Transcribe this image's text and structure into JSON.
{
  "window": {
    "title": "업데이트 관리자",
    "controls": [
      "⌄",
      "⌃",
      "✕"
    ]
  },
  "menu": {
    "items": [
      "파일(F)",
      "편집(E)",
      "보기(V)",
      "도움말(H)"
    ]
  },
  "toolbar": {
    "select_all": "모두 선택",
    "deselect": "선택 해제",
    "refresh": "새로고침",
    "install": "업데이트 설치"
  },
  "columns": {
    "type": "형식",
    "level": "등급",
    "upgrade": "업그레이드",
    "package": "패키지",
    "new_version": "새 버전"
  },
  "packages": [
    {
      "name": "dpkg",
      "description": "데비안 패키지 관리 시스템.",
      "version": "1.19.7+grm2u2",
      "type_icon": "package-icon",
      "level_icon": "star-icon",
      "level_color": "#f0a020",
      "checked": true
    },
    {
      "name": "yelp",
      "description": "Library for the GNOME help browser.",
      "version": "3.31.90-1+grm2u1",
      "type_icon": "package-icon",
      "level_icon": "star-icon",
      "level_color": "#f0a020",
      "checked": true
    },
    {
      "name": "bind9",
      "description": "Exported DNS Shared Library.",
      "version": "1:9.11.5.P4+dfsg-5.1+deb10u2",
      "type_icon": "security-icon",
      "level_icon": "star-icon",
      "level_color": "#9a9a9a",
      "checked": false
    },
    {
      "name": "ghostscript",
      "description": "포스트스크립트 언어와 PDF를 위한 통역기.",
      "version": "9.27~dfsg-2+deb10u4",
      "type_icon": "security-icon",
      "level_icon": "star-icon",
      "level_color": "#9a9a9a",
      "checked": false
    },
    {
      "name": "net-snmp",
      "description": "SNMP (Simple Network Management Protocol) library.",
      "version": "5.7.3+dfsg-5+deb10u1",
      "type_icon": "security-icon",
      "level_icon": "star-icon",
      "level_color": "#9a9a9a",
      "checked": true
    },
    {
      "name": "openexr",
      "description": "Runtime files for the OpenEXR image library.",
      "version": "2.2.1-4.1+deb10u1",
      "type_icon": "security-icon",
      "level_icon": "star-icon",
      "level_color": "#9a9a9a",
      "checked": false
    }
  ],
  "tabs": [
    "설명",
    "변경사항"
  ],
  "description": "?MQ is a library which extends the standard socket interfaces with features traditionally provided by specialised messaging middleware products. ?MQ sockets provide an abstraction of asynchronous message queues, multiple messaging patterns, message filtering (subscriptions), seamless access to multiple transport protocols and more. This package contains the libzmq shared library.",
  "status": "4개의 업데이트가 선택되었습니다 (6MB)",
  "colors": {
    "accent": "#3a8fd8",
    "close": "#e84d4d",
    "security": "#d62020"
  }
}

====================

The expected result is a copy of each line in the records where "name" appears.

Finished exercise:
      "name": "dpkg",
      "name": "yelp",
      "name": "bind9",
      "name": "ghostscript",
      "name": "net-snmp",
      "name": "openexr",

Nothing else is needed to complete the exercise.